# posted by Blogger Th.
.

If the money's going to be spent, we might as well spend it on the future.
2/02/2009 9:45 AM
 

# posted by Blogger Eugene
Unfortunately, in my neighborhood, simply bulldozing the place would probably be the most economically rational thing to do. "Neither do men put new wine into old bottles." But for the time being, inexpensive, convenient housing beats fast Internet access.
2/02/2009 10:12 AM
 

# posted by Blogger Joe
In Gene's neighborhood, the cost per paying DSL customer is probably astronomical. I'm surprised Qwest even bothered sending someone out.
2/02/2009 6:49 PM
 

# posted by Anonymous Dan
My neighborhood is on the other end of the economic spectrum. Yet due to the low housing density I venture Gene's neighborhood is worth more to Qwest and whatever cable operators serve it than is mine to Comcast.
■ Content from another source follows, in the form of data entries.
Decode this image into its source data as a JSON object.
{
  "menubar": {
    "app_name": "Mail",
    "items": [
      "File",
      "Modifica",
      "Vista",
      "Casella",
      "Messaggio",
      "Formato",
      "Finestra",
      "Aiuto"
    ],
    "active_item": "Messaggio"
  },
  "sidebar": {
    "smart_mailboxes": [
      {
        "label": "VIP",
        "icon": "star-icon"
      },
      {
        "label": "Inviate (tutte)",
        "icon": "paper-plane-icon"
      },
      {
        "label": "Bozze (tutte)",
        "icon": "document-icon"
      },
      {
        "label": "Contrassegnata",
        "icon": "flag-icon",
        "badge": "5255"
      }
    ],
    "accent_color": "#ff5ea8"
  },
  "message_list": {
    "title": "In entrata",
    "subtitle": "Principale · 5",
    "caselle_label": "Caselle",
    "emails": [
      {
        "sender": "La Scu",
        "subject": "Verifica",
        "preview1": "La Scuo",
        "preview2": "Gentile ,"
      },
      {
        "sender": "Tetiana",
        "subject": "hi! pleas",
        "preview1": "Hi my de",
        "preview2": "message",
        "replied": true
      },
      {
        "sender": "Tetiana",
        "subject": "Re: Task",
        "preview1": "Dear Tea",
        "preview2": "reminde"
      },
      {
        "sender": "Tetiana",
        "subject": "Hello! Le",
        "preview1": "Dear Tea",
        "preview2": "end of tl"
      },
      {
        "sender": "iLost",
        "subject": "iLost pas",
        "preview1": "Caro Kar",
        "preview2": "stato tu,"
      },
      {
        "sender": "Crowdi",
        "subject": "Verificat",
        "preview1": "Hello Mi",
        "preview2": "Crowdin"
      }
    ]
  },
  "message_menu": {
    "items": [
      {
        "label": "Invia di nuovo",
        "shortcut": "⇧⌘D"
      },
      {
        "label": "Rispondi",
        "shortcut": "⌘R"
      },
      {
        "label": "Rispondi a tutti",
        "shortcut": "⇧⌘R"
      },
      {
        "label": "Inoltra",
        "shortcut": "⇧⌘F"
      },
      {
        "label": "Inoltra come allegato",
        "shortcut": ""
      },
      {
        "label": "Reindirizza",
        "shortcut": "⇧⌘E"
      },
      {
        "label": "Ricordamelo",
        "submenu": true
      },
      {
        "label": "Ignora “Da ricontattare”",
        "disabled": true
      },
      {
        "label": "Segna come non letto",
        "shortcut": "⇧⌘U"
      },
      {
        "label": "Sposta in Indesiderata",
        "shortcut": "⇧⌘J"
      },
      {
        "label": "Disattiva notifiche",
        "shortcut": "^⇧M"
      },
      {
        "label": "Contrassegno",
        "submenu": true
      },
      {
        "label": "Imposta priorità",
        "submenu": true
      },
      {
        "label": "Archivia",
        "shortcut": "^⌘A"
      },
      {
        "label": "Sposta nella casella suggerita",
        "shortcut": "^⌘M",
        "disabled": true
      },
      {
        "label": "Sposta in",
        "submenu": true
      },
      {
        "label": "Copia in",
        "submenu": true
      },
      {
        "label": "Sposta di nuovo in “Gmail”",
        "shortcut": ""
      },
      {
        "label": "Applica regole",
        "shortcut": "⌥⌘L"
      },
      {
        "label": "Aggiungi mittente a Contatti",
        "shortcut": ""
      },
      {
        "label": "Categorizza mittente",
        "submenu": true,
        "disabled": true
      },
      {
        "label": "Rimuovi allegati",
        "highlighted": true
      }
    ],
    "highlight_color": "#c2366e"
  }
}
Yet just this fall Verizon showed up to lay down its FIOS cables. I imagine somewhere at corporate there is a spreadsheet showing this endeavor has a positive net present value. One must wonder what rate of return they used since the shabby way Comcast services their network in our neighborhood suggests they know it is a loss leader.
2/04/2009 1:07 PM